[Website and app data records]

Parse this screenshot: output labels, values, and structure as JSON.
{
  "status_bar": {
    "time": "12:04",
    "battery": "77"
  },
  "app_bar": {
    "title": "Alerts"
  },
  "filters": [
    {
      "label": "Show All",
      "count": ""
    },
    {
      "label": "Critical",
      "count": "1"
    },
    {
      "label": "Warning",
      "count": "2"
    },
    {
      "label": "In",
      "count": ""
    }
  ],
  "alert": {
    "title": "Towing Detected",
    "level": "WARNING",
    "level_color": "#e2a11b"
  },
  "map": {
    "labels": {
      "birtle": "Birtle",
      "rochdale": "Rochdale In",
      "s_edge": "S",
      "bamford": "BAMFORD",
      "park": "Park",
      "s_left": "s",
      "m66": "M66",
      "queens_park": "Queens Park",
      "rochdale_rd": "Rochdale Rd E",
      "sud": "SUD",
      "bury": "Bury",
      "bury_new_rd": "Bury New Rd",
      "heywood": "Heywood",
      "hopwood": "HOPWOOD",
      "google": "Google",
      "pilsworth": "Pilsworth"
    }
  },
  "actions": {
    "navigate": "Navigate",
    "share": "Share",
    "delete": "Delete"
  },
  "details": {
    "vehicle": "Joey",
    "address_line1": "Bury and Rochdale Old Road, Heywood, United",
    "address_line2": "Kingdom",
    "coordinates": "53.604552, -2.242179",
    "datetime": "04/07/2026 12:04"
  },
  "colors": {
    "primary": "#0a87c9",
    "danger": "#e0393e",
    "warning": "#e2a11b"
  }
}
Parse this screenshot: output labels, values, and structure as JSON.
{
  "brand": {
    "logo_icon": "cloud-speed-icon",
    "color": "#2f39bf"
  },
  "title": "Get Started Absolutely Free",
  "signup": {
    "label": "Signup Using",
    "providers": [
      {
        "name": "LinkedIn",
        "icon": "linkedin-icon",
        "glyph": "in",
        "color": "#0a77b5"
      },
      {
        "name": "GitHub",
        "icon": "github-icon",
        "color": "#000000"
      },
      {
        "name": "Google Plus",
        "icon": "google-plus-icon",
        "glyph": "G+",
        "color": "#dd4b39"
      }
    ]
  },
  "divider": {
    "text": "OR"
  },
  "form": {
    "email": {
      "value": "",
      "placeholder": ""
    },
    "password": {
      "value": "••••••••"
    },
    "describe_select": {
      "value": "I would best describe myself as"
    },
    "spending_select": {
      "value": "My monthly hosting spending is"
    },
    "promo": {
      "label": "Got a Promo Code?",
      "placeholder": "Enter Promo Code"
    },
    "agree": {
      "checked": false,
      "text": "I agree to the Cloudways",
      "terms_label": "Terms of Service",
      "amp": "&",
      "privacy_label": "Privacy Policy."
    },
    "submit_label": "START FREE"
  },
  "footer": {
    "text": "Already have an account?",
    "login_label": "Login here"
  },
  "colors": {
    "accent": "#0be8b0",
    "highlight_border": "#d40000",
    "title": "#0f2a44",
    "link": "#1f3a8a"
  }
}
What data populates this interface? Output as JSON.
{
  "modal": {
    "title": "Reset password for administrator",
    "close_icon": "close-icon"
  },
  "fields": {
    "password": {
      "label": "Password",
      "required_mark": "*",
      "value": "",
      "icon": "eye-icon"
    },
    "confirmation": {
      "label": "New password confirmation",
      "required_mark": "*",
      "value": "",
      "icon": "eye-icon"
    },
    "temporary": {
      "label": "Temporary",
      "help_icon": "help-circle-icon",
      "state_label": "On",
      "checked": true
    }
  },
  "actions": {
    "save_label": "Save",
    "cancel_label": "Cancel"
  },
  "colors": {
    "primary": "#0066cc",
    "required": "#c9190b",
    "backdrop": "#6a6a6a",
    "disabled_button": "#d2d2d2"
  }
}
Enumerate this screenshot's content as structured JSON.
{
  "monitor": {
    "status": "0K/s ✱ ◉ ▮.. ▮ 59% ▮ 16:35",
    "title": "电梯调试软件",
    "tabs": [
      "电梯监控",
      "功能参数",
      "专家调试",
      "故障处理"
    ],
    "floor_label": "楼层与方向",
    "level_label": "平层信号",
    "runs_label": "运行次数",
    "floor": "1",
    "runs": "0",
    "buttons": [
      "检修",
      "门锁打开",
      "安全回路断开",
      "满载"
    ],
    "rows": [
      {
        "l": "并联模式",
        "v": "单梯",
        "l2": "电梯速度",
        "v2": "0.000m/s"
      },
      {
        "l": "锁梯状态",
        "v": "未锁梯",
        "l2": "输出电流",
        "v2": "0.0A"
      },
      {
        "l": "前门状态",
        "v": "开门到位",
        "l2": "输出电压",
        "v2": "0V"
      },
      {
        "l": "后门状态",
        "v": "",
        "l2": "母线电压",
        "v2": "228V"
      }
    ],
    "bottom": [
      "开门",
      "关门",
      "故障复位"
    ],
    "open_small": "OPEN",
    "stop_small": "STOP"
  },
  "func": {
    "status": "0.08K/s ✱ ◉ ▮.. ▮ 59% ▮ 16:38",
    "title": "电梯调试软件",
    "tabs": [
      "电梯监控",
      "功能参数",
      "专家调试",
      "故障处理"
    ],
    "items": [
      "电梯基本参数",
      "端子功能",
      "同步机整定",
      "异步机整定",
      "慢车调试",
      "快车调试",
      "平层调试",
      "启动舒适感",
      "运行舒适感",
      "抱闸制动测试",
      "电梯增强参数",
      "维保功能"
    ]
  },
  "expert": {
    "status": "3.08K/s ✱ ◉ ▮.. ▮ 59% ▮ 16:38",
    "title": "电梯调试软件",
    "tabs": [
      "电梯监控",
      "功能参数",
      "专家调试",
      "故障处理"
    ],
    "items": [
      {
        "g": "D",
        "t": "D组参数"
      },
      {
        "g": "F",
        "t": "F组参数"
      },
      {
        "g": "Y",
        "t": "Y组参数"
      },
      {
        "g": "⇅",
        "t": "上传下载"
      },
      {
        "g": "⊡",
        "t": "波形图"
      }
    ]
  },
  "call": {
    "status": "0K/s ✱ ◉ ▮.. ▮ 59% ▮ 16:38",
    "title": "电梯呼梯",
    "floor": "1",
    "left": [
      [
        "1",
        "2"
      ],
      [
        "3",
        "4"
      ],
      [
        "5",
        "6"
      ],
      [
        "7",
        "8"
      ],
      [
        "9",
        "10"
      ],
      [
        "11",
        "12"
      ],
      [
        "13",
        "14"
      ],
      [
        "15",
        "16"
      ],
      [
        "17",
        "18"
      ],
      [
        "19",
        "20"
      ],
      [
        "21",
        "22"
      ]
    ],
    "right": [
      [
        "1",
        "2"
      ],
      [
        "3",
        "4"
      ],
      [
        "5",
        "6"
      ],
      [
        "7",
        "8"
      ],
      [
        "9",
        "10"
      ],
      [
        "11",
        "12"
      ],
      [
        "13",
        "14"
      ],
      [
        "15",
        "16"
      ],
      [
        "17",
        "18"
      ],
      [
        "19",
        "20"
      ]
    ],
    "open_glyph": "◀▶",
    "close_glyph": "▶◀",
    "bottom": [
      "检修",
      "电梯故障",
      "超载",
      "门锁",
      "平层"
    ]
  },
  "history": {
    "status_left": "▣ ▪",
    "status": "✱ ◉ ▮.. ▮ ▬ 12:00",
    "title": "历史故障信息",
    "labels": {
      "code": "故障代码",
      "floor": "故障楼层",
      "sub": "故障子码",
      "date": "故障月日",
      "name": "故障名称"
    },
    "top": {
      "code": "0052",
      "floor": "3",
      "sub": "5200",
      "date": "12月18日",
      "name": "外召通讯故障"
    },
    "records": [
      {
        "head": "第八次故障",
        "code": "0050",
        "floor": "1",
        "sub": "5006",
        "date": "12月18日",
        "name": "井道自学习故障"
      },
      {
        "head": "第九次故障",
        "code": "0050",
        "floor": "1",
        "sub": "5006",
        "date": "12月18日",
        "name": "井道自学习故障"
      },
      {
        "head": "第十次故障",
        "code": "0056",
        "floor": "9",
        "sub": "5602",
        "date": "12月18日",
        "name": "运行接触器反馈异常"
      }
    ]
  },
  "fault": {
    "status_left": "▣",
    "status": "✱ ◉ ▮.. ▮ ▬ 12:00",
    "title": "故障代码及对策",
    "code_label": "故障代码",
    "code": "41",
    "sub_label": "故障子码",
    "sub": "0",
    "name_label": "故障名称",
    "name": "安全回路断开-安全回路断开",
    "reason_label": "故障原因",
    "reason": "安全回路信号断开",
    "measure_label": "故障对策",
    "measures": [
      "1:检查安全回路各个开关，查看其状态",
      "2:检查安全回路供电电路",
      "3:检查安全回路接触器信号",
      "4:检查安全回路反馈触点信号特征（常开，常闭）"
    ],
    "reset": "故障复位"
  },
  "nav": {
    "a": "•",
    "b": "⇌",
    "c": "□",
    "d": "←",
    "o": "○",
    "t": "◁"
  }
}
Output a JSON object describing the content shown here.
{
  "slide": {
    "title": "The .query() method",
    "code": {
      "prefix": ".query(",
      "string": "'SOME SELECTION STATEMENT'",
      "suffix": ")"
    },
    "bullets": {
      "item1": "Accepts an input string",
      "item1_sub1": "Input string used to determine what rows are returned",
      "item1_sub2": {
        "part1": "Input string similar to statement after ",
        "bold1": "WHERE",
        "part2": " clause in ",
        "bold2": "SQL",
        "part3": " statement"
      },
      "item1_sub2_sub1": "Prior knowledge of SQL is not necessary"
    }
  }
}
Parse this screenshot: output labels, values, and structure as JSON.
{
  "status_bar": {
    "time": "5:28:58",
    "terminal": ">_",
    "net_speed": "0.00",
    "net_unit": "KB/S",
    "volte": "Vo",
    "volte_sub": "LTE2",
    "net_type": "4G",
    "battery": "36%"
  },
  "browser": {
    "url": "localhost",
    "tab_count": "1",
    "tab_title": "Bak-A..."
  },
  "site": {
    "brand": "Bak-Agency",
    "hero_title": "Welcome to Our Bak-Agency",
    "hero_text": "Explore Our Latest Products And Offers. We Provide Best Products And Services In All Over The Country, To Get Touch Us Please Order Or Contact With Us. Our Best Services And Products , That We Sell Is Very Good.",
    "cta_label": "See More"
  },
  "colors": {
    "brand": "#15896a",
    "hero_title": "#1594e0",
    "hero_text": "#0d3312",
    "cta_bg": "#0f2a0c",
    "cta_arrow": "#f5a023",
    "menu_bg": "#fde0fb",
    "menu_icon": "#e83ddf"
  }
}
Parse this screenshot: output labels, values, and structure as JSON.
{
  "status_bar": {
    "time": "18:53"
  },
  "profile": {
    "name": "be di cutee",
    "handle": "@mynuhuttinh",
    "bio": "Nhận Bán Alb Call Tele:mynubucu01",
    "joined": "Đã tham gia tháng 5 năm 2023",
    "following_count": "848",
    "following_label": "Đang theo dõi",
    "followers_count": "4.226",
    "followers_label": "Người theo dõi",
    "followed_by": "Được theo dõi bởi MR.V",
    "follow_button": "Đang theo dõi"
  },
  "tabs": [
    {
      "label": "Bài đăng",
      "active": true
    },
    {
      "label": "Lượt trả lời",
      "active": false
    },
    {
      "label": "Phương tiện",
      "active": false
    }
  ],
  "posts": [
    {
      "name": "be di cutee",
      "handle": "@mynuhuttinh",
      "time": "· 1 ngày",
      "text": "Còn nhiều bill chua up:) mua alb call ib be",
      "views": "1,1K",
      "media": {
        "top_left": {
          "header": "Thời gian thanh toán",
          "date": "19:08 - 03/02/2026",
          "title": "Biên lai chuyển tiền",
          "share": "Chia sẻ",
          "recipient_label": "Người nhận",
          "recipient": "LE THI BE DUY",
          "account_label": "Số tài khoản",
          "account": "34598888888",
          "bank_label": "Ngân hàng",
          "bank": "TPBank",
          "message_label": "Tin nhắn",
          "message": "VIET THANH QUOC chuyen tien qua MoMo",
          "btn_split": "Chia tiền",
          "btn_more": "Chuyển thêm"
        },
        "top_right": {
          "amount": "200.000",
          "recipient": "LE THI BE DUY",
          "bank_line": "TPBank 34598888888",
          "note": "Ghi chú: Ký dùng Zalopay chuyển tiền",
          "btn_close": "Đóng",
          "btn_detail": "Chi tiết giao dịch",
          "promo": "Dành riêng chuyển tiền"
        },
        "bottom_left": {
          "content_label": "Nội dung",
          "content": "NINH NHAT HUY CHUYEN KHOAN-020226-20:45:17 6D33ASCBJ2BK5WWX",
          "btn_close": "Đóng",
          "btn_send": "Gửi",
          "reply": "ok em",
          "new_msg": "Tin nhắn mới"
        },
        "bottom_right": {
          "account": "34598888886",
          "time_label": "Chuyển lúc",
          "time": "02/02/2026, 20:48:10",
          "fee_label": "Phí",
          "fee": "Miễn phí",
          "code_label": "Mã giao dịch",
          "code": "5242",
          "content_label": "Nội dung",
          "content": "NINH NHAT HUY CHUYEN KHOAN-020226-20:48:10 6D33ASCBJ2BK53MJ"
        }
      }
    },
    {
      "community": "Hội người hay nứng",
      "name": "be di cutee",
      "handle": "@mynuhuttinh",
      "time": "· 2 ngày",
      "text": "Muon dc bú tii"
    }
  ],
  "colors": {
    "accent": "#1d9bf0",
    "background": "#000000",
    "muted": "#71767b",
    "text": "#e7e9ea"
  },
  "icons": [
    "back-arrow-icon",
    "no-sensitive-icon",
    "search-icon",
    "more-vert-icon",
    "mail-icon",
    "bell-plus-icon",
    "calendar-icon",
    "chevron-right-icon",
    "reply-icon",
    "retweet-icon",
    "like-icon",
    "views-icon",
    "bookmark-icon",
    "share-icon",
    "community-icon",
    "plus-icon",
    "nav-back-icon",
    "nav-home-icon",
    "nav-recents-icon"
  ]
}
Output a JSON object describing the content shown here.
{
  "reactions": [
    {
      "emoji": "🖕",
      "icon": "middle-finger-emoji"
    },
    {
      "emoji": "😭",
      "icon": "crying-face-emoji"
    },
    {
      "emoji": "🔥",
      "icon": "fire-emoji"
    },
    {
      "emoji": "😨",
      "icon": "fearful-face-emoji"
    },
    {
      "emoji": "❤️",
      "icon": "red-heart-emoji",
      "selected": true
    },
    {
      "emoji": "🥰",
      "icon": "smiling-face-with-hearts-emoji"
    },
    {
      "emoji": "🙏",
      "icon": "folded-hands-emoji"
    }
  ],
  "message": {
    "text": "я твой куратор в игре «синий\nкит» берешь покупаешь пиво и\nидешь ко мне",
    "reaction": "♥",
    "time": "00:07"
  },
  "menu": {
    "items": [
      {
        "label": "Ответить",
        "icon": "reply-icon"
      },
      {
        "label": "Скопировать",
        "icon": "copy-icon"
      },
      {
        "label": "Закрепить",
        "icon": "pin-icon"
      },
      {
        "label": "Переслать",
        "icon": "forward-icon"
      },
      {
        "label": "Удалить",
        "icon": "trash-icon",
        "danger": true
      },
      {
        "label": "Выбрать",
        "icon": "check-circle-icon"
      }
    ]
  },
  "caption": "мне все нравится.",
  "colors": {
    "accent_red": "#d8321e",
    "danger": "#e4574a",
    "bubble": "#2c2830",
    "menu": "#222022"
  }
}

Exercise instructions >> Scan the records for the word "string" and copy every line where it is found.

Output of the exercise >>
      "string": "'SOME SELECTION STATEMENT'",
      "item1": "Accepts an input string",
      "item1_sub1": "Input string used to determine what rows are returned",
        "part1": "Input string similar to statement after ",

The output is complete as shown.